This page has information for managers who wish to assess the palliative care currently provided, to identify areas for improvement, or to evaluate changes to service delivery in their facilities. There is information on quality in palliative care in the Nurses section on CareSearch.
When planning changes in your facility, consider how those changes will be evaluated from the start.
The implementation of the Aged Care act 1997 has ensured that all aged care facilities have a continuous improvement program. To achieve accreditation facilities must be able to show compliance against the 44 expected outcomes within the Aged Care Accreditation Standards and that they are actively pursuing continuous improvement across all 4 standards. 
Expected Outcome 2.9, palliative care requires that the comfort and dignity of terminally ill residents is maintained. Many of the expected outcomes in Standard 2 - Health and Personal Care and Standard 3 - Resident Lifestyle, also reflect issues in palliative care provision. Pain management and choice and decision making are two examples.
The National Aged Care Quality Indicator Programme commenced in January 2016. The program assesses aged care facilities on three aspects of care
- Pressure Injuries
- Use of physical restraint
- Unplanned weight loss
Participation in the program is voluntary and results are published on the myaged care website. This program may form part of the aged care facilities continuous improvement program. 
The Australian Aged Care Quality Agency has replaced the Aged Care Standards and accreditation Agency as the body that is responsible for monitoring quality in aged care.
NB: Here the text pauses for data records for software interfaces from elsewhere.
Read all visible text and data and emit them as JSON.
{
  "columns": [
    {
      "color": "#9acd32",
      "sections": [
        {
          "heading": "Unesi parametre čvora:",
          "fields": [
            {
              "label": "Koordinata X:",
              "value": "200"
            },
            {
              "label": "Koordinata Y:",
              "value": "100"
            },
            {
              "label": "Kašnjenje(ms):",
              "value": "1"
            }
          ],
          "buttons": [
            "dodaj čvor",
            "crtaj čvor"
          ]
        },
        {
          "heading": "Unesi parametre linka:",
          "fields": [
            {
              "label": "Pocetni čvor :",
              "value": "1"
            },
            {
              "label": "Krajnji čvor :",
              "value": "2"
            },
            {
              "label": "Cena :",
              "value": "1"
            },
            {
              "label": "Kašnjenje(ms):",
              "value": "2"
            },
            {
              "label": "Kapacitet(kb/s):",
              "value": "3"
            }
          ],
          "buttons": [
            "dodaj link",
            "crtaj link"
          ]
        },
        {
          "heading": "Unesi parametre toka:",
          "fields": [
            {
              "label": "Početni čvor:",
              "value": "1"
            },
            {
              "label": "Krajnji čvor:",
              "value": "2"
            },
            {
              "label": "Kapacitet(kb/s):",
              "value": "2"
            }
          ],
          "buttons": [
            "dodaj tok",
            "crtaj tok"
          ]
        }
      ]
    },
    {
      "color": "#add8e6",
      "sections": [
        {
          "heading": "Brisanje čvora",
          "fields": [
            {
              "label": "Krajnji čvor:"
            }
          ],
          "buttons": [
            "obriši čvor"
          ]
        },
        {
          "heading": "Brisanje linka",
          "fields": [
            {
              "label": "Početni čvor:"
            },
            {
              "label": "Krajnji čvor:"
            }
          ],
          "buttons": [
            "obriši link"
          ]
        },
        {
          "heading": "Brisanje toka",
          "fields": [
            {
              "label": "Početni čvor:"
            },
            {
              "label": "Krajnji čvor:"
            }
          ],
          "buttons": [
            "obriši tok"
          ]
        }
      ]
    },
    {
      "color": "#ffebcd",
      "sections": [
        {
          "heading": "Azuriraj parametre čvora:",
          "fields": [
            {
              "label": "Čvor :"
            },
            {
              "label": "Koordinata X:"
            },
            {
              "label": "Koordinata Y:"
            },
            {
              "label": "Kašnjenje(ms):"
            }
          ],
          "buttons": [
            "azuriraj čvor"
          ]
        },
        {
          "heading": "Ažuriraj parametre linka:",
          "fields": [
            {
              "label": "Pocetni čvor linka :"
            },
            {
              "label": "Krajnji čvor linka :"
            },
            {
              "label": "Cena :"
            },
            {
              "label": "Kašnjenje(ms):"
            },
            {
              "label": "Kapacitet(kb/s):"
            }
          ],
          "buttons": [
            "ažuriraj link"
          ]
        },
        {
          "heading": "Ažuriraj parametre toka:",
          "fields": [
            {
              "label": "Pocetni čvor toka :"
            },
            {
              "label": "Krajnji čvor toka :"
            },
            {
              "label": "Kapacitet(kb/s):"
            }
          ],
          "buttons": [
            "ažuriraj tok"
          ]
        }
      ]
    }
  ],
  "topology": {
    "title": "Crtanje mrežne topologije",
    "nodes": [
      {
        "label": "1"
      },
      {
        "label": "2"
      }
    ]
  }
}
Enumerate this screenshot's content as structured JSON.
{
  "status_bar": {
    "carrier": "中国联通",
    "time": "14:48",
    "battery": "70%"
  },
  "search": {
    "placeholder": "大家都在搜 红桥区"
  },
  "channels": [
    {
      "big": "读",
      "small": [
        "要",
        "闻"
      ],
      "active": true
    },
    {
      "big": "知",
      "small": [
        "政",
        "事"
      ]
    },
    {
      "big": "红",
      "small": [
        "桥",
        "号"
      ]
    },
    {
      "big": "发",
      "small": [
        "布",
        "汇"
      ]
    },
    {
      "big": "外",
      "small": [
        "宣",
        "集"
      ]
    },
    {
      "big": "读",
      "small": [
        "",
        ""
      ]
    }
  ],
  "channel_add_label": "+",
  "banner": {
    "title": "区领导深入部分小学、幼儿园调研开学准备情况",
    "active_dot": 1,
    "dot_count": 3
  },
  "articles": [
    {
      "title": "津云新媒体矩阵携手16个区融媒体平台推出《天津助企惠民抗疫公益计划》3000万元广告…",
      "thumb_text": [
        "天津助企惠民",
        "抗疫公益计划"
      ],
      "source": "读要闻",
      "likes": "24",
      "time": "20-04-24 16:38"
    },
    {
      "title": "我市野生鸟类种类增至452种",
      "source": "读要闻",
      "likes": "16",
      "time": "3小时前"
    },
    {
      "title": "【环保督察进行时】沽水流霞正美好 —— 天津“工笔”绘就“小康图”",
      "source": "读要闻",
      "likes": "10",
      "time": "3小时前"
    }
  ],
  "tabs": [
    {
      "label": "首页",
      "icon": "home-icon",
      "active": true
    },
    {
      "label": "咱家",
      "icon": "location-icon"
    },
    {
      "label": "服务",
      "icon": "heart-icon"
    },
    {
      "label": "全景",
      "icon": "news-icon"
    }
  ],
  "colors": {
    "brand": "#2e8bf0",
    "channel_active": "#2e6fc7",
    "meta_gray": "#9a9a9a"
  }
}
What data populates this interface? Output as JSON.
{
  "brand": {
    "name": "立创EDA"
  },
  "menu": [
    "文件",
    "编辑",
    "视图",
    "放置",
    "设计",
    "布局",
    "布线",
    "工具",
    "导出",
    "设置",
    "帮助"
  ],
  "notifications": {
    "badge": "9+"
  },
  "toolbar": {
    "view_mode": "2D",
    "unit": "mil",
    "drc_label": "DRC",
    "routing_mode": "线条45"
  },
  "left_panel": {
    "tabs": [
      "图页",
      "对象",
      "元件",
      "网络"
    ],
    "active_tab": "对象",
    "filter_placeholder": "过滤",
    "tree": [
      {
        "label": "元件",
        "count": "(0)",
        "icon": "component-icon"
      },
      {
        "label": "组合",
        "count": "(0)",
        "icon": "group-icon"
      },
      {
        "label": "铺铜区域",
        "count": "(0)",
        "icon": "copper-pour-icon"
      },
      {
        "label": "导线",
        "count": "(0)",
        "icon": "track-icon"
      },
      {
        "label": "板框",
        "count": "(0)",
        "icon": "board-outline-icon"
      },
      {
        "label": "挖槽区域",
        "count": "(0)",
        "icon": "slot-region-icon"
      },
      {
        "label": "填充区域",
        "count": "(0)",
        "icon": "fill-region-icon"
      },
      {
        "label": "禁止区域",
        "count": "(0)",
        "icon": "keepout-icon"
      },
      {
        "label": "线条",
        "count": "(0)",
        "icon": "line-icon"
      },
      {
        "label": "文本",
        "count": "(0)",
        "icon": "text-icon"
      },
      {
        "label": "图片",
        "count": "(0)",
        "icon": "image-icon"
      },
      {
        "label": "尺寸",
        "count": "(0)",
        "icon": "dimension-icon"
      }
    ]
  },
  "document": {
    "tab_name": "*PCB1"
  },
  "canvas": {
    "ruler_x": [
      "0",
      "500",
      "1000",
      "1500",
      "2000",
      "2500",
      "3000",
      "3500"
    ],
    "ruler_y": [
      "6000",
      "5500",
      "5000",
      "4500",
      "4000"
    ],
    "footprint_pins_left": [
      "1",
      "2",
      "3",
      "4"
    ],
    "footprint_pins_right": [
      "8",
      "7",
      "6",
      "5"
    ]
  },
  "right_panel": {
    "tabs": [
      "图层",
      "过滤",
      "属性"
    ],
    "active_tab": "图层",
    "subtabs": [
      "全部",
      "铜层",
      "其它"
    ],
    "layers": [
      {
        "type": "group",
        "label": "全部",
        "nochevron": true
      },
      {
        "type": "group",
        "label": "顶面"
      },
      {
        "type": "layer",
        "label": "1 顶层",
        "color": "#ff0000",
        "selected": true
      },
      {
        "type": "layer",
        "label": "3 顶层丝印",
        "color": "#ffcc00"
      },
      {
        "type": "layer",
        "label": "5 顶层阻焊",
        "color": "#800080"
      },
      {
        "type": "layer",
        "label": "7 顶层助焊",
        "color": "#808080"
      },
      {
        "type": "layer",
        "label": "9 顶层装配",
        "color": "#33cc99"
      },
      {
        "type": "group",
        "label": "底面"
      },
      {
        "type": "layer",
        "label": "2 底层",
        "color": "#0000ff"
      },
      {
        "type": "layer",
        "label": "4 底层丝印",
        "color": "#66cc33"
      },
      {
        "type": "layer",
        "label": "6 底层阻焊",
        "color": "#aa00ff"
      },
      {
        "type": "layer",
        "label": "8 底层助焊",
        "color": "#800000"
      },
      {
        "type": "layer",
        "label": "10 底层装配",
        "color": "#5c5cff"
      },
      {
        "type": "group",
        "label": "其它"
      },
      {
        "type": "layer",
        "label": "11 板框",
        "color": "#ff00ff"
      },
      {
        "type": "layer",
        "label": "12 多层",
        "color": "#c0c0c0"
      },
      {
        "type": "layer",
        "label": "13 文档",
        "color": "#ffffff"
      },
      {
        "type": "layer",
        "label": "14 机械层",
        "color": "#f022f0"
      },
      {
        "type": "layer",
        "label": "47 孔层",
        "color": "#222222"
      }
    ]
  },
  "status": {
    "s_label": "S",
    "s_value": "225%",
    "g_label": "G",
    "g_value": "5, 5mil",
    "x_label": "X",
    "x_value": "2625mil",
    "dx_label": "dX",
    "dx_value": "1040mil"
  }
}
The Agency has produced a document Let’s talk about Quality (4.67MB pdf) which discusses current opinion related to quality in aged care.
The South Australian Innovation Hub trial is a federally funded program to improve the quality of aged care by encouraging strong leadership and clinical governance in RAC.
The key documents and resources for quality palliative care in aged care are:
Quality can mean different things to different people which makes it difficult to measure. Assessing quality in palliative care is even more difficult. As quality of care is difficult to measure, quality indicators are often used. These may measure aspects of care given or the experience of care received or the processes in place to ensure quality of care. The Australian Commission on Safety and Quality in Health Care (ACSQHC) looks at national issues around safety and quality in health care and system wide indicators. 
While many Quality Indicators have been developed or are being developed, few have been developed or validated for use in residential aged care. 
A review of assessment scales for measuring palliative care outcomes in residential aged care identified 10 possible tools.  The validity and appropriateness of each is discussed in detail.
Aged care facilities are complex organisations. A systematic review of the relationship between nurse staffing and quality of care in nursing homes was unable to make firm recommendations.  Despite the many papers reviewed the variety of ways quality and staffing were defined and measured, it only gave limited support to the view that total nursing and care staff numbers influence quality of care for residents. The authors also identify that clinical indicators may not reflect the issues that residents would identify as important to the quality of their care.
When assessing quality, be clear about what you are measuring, why it is important and use an appropriate tool.